--- START ---

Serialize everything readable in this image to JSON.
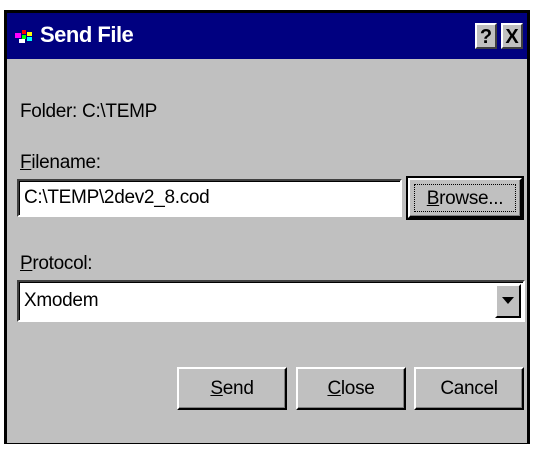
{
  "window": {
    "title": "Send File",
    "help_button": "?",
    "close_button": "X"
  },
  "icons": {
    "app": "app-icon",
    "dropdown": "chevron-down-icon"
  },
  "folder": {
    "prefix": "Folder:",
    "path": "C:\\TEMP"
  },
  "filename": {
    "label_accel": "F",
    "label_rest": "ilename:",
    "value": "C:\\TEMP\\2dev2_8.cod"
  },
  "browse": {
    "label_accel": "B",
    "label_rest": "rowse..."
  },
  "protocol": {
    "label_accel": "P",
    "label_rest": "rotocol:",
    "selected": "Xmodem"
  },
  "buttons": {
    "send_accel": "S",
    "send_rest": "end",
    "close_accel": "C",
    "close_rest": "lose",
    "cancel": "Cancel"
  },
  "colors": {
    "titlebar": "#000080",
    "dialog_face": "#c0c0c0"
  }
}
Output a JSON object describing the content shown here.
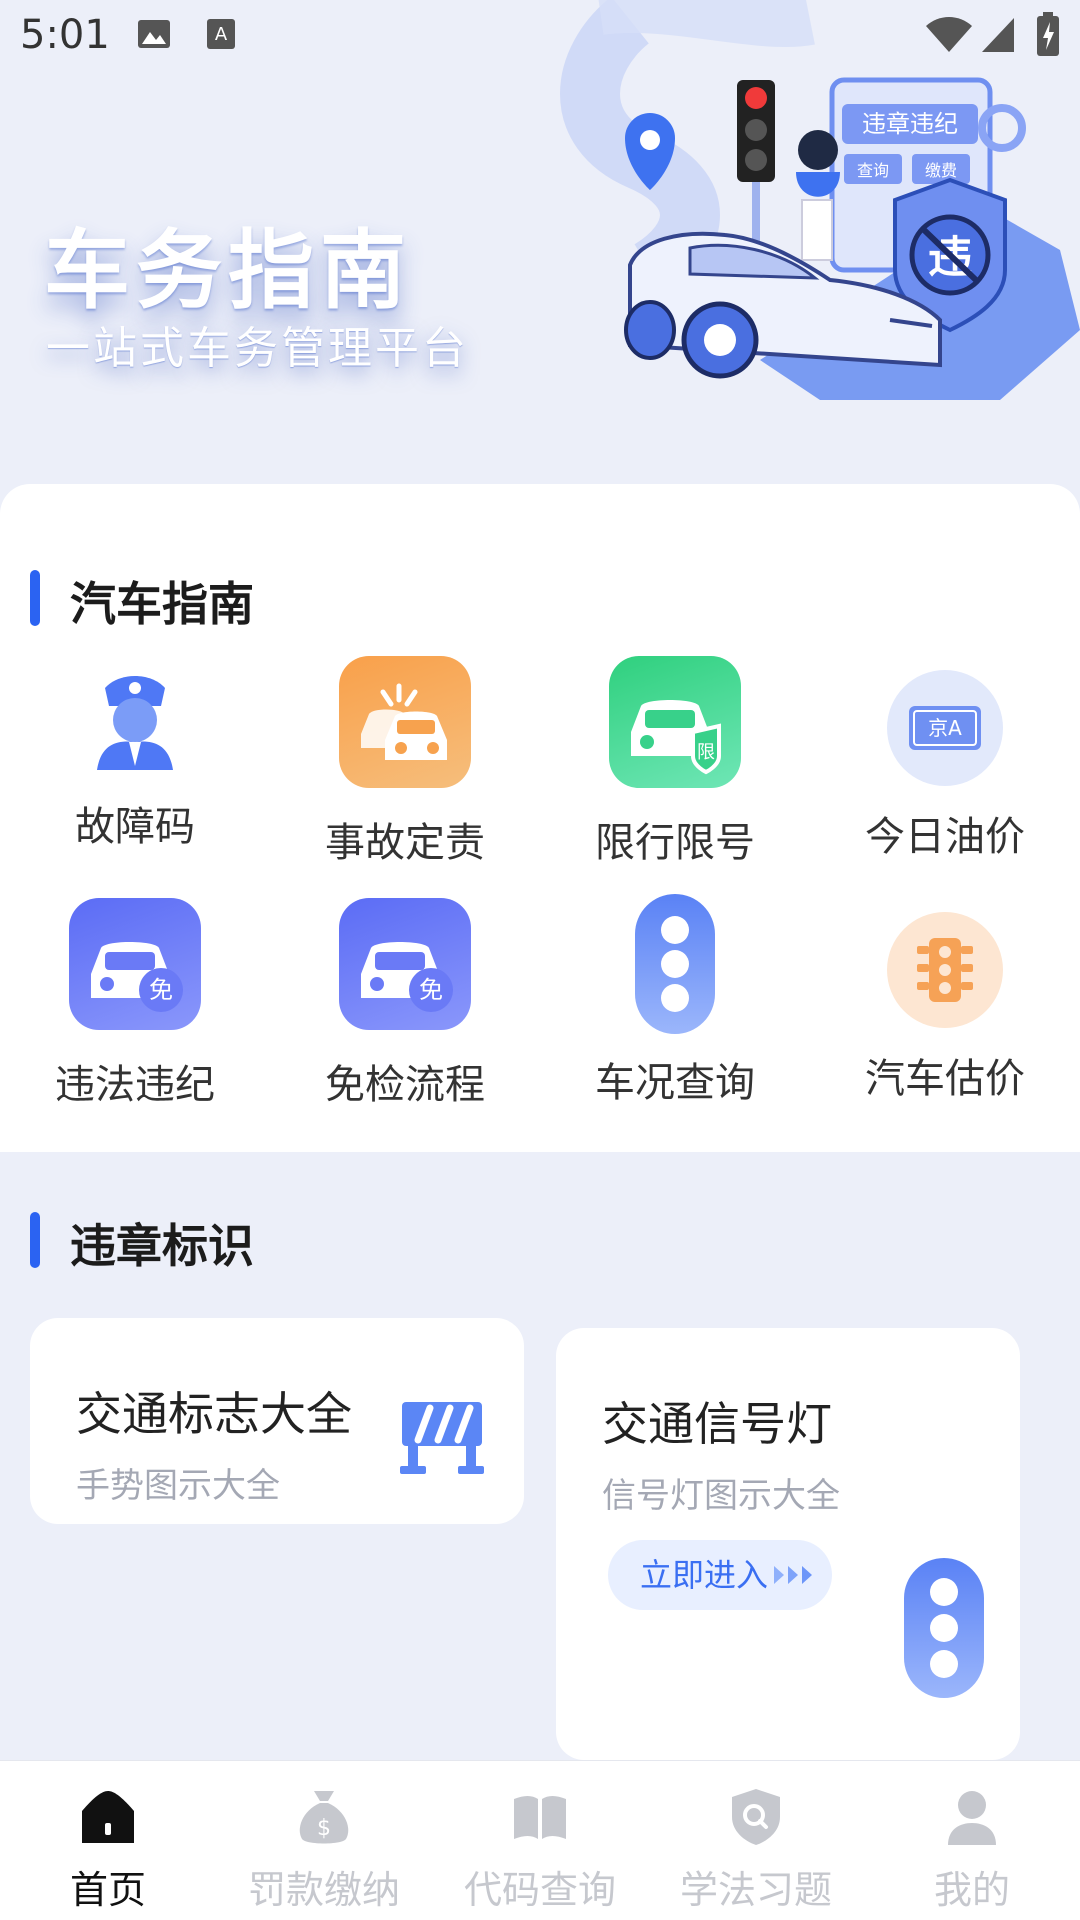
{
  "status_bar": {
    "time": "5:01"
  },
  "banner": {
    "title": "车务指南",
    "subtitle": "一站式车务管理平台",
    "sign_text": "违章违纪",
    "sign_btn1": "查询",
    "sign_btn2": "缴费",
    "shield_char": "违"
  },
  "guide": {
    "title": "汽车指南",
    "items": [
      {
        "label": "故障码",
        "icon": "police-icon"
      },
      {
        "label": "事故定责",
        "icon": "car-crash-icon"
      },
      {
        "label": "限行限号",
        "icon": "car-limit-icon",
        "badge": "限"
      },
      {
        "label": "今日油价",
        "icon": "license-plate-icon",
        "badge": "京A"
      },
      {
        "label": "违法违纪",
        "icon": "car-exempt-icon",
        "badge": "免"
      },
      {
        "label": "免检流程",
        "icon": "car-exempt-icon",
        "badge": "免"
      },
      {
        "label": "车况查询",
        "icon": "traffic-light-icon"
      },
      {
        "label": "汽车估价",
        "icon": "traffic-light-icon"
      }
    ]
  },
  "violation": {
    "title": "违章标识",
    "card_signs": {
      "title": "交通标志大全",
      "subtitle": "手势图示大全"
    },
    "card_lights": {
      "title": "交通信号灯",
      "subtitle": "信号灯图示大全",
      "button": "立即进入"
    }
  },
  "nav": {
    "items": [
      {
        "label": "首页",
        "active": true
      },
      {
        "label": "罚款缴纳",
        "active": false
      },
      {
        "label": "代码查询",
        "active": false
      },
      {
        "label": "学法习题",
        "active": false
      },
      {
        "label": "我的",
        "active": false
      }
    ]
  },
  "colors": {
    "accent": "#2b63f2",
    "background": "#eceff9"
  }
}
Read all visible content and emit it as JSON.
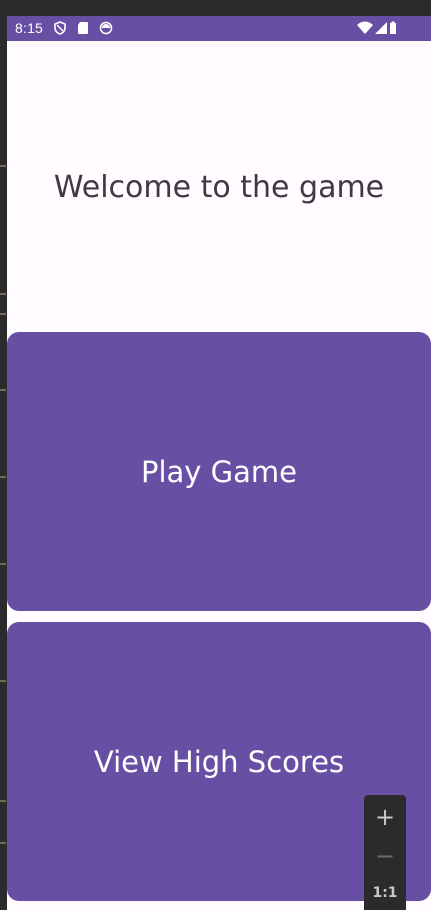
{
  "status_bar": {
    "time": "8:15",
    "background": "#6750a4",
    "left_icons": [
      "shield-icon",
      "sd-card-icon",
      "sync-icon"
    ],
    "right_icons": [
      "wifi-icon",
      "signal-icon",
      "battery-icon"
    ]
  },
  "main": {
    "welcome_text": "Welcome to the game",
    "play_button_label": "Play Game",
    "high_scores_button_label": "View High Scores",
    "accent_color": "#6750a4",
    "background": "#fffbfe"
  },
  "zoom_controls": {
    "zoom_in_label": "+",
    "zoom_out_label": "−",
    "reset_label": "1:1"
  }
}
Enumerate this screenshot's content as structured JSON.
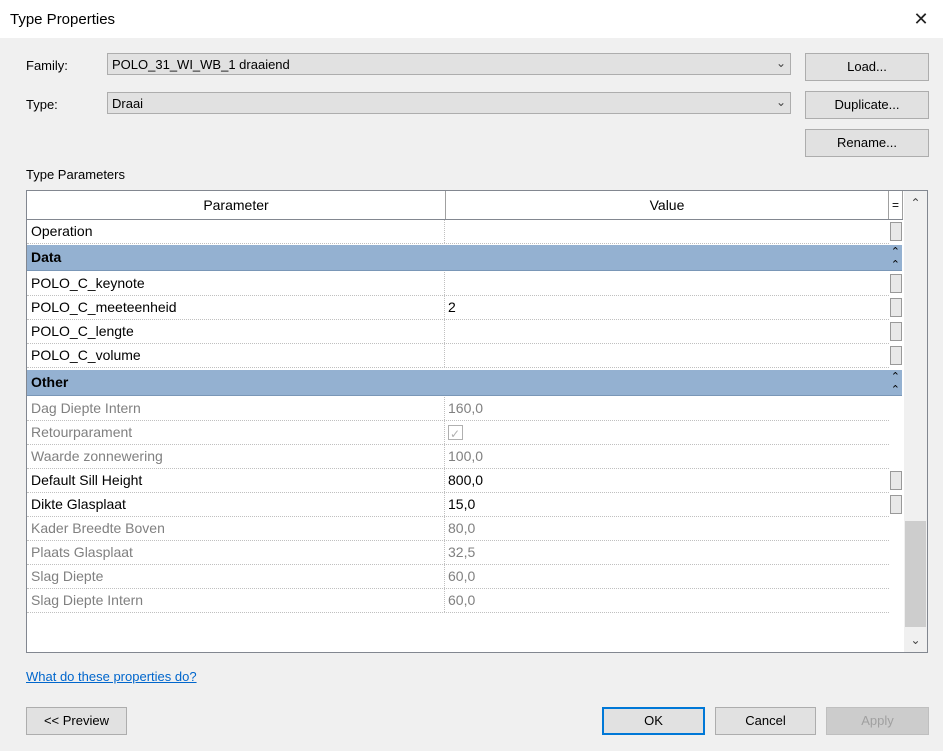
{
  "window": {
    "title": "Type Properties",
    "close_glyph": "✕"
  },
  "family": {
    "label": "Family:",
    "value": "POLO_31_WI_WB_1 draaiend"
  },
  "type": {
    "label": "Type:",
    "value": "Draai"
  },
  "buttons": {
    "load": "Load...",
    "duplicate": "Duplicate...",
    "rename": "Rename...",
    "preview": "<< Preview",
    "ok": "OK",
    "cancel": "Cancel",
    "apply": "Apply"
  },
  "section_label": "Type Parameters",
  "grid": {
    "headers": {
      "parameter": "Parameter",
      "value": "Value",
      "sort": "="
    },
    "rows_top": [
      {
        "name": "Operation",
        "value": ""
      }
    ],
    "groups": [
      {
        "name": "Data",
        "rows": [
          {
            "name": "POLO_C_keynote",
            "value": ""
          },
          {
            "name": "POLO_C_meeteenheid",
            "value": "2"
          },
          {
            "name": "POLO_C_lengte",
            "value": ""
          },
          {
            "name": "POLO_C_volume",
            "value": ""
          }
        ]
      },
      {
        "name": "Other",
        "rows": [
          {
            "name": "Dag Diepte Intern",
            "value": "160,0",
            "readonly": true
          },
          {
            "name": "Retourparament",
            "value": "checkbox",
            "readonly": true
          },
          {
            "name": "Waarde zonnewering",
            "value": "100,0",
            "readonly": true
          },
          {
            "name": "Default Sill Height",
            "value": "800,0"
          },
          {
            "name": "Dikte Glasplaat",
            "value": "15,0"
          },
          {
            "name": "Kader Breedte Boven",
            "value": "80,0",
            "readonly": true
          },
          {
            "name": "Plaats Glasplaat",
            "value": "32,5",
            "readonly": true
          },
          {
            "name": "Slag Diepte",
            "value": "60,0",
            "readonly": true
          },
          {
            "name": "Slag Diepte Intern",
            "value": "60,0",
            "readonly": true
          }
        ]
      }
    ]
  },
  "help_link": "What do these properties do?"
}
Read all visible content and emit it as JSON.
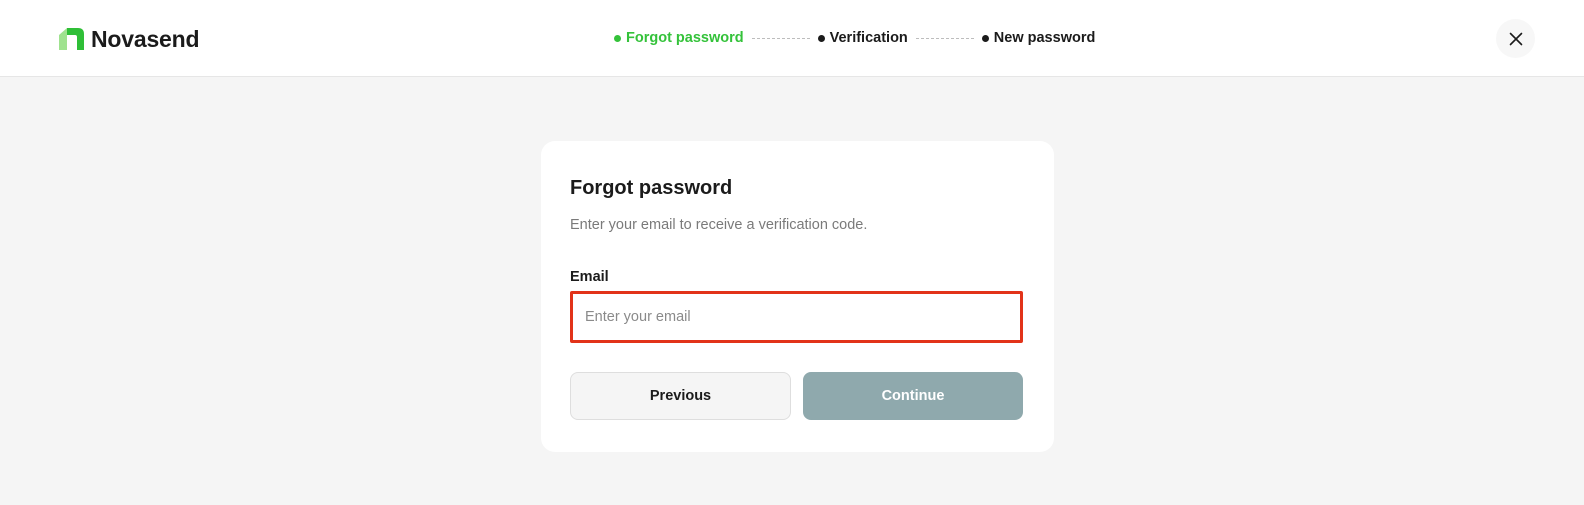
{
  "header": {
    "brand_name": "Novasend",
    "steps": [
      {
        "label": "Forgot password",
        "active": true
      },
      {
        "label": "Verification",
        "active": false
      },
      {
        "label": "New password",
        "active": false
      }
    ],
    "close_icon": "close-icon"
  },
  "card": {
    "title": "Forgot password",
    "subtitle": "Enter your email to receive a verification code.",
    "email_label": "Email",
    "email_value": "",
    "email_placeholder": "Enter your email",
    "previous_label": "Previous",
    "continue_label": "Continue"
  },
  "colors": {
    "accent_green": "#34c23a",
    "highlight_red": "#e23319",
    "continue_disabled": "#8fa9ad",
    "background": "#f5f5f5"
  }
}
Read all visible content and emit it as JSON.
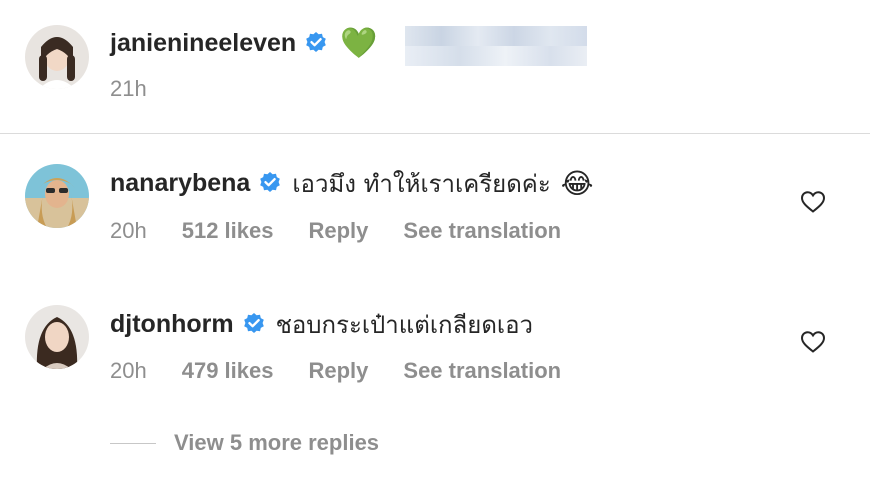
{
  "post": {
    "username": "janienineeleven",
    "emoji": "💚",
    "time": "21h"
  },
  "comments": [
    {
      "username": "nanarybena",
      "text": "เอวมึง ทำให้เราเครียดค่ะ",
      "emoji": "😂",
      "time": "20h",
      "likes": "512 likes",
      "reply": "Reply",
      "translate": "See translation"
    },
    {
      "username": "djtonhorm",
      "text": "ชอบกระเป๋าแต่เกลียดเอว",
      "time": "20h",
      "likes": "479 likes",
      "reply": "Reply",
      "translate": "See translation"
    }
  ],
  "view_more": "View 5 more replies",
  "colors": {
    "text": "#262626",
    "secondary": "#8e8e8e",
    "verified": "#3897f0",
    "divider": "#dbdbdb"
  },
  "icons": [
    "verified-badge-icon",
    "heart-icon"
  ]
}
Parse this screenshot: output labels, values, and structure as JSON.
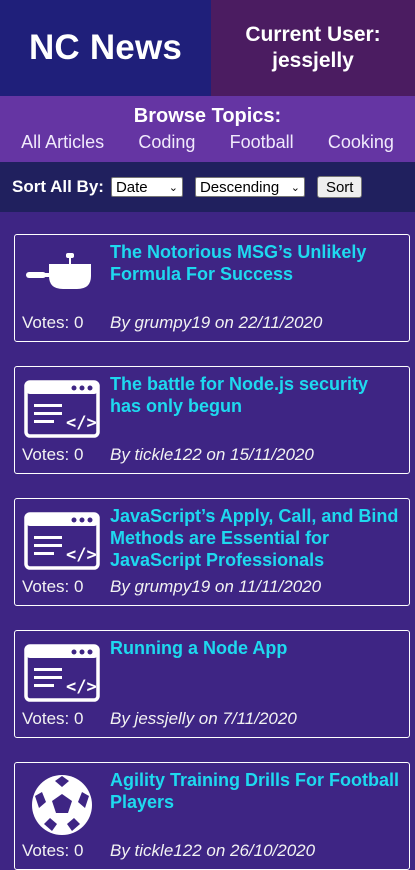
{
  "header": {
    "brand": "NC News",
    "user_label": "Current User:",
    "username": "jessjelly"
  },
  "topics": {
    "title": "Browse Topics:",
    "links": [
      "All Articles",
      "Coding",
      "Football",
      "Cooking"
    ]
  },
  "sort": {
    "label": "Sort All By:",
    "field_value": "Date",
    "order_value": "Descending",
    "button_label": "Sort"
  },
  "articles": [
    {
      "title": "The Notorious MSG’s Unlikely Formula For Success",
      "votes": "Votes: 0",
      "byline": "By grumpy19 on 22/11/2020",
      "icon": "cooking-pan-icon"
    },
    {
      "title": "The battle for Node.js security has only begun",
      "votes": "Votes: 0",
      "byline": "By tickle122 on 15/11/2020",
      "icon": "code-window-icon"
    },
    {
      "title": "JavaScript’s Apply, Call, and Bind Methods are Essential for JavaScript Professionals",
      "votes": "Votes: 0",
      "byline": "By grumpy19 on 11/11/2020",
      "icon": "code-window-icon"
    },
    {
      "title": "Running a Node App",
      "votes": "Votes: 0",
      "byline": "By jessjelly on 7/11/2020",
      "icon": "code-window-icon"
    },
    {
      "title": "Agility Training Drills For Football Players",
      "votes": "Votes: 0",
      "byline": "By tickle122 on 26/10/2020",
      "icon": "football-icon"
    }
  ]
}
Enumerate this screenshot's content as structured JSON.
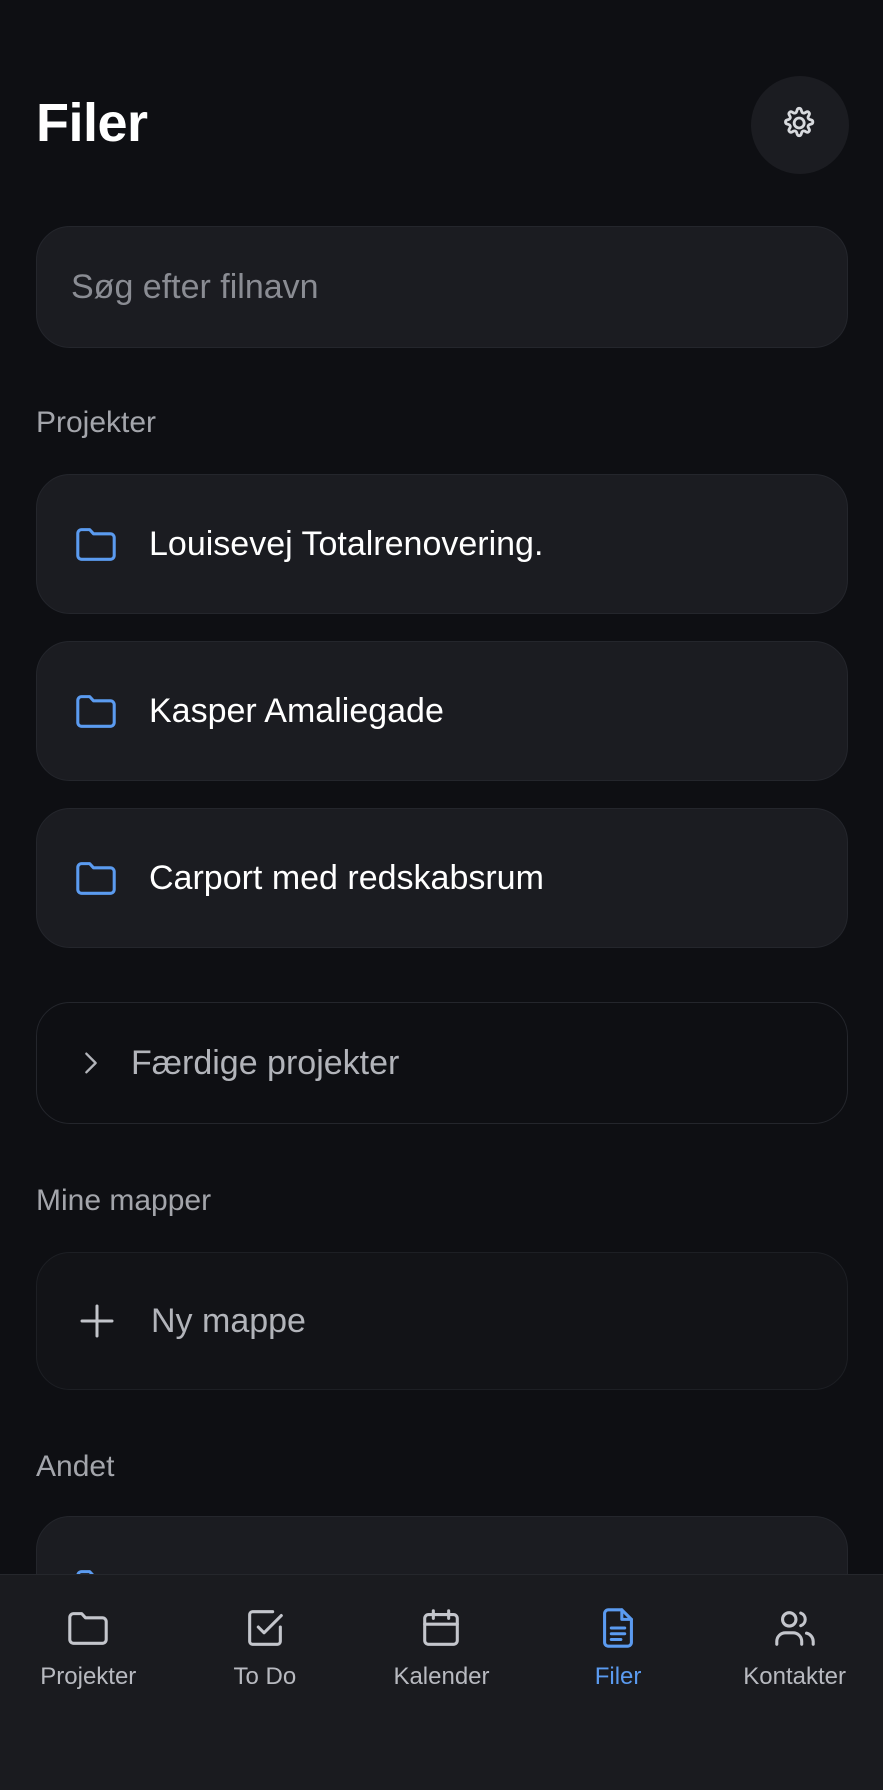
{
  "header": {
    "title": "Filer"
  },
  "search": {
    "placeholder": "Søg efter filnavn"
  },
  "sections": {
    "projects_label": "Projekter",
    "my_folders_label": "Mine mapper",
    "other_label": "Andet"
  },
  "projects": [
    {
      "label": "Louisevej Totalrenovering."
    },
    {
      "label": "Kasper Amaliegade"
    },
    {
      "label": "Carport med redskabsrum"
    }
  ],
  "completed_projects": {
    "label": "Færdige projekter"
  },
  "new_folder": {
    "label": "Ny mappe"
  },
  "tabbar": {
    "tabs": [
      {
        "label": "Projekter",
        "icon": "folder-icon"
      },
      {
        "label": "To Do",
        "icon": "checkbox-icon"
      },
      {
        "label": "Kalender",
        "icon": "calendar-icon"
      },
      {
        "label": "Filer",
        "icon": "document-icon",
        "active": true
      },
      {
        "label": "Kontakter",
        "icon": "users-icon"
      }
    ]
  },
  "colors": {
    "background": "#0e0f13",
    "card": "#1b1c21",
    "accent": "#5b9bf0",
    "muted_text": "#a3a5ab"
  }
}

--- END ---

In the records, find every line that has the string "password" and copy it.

▸ WRITTEN ANSWER
        "label": "Forgot password",
        "label": "New password",
    "title": "Forgot password",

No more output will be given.